I often cringe at some stories I hear repeated. I do even more so when it comes from people within the church. Not long ago I lost sleep over something that I heard about someone I know. I could not believe how carelessly the words were spoken as a very serious accusation that could cost someone great loss. That stirred up in my heart the desire to write about the dangers of repeating accusations. I believe we must search our hearts and ask ourselves what our real motives are when we repeat a story that we heard. Why do we do it? Does it profit the person we are talking to or talking about? Or are we repeating just to have something to say? Have we verified the facts? Or could it be that within our hearts we have feelings such as pride and envy that are only satisfied when we slander someone. If our facts are verified and our purpose is to warn someone of a danger they may face, we absolutely must do so, however we must know for a fact that what we are saying is the truth. In the first chapter of James, the apostle cautions God’s people that we must be quick to hear, but slow to speak. I hear many things but don’t need to repeat them. I may go to my husband or a trusted friend for advice, but I will not spread a rumor that could irreparably cost someone his or her reputation.
“Those who plant injustice will harvest disaster, and their reign of terror will come to an end.” Proverbs 22:8 (NLT)
May we be careful with our words! May we remember that we are all WIP (works in progress,) imperfect children of the Almighty and none of us is above the other: “As it is written, there is none righteous, no, not one.” Romans 3:10 (NASB.) We must offer people around us the mercy and grace that we have been given at the foot of the cross, where we all meet under the same condition. May we offer people around us the respect to hear their side of the story, lest we hurt innocent people and harvest disaster (Proverbs 22:8.)
Things that God Hates
Finally, this book full of wisdom from God is one of the places in the Bible where you can find a list of things that God HATES. These verses are known to most believers, but really! They should be engraved in our minds so we don’t live lives that look good on the outside, but are despised by our Maker:
“There are six things which the LORD hates, Yes, seven which are an abomination to Him: Haughty eyes, a lying tongue, And hands that shed innocent blood, A heart that devises wicked plans, Feet that run rapidly to evil, A false witness who utters lies, And one who spreads strife among brothers.” (Proverbs 6:16-19 – NASB – emphasis added)
Over half of the things God absolutely hates have to do with gossip and slander! I believe we must indeed memorize these verses. Don’t shoot the messenger. To repeat my Pastor Dr. Charles Stanley: “I did not say it. God did.”
“For we are His workmanship, created in Christ Jesus for good works, which God prepared beforehand so that we would walk in them.” Ephesians 2:10

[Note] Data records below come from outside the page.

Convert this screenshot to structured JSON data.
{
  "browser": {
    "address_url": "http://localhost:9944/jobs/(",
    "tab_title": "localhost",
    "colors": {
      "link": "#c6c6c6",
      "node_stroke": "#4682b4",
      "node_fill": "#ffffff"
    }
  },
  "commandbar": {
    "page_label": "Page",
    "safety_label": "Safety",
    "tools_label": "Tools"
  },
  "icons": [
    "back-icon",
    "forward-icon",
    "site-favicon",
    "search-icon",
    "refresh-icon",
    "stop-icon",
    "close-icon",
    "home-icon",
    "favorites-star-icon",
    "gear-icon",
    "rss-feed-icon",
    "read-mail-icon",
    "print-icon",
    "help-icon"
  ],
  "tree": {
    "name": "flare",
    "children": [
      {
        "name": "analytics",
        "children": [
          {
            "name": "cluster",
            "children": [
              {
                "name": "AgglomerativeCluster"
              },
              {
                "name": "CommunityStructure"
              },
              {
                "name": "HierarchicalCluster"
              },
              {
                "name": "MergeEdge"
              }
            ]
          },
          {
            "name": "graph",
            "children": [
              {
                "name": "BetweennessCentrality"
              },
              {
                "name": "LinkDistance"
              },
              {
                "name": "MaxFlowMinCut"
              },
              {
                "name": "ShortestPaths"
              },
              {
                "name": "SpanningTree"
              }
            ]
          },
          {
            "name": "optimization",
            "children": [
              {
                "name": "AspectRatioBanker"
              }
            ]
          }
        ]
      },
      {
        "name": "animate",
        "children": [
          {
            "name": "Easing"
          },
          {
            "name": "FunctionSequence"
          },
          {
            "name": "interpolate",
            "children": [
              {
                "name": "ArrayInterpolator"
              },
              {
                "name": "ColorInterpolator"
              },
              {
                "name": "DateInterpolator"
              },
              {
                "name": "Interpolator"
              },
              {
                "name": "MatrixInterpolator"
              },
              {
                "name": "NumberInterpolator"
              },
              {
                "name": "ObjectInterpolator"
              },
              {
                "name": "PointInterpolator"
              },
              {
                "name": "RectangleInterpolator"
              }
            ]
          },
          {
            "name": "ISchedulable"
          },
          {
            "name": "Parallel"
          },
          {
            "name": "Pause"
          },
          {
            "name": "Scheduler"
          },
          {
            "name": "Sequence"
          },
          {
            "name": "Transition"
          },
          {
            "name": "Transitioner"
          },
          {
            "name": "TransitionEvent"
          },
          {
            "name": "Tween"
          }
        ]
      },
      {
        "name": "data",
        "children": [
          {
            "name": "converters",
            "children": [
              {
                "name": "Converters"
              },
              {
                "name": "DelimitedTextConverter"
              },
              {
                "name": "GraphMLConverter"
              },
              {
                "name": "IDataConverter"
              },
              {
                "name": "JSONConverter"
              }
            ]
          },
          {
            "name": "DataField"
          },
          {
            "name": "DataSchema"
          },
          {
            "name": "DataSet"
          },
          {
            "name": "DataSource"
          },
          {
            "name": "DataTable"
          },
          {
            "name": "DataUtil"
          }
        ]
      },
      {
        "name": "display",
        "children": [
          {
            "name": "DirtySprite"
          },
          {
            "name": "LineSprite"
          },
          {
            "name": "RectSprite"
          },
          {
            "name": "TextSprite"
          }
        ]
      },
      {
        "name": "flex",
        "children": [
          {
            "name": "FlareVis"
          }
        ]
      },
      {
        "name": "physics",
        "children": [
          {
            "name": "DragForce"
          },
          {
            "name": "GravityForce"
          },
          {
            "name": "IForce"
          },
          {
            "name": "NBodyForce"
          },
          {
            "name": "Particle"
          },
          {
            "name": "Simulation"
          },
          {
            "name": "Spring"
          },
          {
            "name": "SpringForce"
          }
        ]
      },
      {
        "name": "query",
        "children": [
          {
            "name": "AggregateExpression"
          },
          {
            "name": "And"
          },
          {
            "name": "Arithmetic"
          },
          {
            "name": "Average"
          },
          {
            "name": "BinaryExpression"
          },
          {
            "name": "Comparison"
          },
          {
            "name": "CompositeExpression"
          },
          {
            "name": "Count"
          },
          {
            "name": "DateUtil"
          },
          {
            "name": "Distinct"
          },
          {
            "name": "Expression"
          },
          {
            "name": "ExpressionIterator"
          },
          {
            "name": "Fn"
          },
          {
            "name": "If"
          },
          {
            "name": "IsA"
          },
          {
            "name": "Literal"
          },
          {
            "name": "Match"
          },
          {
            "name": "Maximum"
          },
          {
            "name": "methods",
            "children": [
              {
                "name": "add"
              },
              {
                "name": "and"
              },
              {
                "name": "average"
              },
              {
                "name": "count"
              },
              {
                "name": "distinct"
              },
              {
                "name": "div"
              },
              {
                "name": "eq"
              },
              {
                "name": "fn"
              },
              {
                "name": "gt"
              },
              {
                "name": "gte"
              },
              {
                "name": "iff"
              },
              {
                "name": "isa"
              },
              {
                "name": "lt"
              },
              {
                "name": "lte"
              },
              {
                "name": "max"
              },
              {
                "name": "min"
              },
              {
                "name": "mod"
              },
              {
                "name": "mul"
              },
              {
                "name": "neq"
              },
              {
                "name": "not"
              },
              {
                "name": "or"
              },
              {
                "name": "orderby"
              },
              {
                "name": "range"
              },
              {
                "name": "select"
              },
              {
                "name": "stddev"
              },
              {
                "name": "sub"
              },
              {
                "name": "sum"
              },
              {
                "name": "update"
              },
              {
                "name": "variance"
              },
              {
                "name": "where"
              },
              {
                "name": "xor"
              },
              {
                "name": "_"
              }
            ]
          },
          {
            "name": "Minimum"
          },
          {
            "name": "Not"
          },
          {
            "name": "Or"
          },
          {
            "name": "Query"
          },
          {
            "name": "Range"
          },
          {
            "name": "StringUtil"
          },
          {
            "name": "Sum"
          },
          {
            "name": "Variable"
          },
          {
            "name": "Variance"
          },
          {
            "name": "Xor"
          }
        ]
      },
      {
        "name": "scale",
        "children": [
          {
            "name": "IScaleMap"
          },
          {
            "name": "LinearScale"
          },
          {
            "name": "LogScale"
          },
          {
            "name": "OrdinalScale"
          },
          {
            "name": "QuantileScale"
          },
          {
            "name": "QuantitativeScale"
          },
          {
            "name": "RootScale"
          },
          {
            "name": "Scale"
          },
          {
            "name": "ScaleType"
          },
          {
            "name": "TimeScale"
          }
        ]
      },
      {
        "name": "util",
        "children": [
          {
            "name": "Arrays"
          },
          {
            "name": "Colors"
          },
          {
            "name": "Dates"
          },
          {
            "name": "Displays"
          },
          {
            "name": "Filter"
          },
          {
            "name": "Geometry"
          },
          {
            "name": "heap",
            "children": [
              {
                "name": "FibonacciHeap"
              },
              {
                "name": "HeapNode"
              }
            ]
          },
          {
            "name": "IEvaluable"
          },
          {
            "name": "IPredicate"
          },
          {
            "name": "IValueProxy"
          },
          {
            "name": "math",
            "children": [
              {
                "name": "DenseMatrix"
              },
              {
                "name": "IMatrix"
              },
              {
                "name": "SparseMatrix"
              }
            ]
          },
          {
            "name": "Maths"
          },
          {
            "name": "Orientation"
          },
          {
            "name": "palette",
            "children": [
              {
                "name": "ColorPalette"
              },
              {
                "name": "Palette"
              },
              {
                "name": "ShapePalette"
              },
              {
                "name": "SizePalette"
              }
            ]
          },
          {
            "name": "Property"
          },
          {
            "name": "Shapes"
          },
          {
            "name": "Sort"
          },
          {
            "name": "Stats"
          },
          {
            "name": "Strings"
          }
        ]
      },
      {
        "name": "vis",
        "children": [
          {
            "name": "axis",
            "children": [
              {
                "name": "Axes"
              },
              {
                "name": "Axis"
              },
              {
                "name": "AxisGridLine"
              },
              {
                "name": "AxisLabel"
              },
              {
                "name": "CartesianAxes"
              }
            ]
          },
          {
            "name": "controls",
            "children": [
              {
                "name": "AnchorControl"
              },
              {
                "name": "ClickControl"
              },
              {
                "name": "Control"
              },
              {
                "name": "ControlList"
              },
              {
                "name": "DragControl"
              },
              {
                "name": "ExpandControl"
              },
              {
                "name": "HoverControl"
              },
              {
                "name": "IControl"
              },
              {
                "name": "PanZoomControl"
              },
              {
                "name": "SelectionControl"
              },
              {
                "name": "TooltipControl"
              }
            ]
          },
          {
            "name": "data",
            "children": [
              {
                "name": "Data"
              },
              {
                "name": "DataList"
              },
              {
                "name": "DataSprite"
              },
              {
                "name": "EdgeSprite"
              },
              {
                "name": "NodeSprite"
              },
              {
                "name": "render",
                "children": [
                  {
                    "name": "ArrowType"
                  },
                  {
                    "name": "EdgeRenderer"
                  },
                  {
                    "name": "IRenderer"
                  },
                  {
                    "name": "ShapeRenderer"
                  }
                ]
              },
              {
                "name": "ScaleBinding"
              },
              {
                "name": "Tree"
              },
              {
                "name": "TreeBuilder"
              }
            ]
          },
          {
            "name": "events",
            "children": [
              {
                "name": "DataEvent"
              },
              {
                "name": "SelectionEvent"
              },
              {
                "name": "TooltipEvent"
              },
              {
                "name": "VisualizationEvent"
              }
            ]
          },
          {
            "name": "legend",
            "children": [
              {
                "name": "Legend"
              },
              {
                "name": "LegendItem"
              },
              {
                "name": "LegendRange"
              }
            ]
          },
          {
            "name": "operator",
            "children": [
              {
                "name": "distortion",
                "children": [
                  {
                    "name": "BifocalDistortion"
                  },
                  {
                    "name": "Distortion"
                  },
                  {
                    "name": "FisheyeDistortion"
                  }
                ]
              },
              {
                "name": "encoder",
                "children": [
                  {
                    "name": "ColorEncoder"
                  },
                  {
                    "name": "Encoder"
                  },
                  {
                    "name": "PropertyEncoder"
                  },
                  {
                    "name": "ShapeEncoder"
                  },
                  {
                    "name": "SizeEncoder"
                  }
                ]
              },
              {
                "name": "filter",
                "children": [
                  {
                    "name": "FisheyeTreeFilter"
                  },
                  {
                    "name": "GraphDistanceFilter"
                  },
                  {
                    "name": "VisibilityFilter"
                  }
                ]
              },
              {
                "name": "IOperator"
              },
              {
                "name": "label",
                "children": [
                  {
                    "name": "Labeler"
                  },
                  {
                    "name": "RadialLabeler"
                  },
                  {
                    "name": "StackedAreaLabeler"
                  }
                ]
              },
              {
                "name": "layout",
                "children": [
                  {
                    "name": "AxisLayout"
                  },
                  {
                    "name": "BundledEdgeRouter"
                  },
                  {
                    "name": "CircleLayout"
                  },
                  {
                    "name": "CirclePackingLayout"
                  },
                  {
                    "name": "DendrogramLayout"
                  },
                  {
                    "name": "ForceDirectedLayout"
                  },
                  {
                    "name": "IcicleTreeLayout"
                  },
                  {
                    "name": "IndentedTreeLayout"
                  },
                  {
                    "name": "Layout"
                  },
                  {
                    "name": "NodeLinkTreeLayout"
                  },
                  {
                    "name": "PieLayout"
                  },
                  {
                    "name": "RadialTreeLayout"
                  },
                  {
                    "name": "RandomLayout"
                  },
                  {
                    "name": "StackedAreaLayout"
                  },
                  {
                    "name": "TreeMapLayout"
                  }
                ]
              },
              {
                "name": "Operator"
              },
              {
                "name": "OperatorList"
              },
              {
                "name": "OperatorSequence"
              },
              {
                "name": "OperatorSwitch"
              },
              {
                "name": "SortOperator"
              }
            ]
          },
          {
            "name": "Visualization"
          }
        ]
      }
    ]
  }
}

Lord, I praise You for although we often fail in our walk, your Word is a lamp always ready to shed light into our darkness. I pray that You will search our hearts and show us the true motives behind our words, that we may repent and conduct lives that honor You. Help us to be careful not to judge and condemn innocent people and help us always be slow to speak and quick to hear. May you guide Your people to walk in righteousness, that we may live separated indeed to be salt and light in a dark world. Give us a burning desire to despise the things that You hate. In Jesus’ Name, Amen.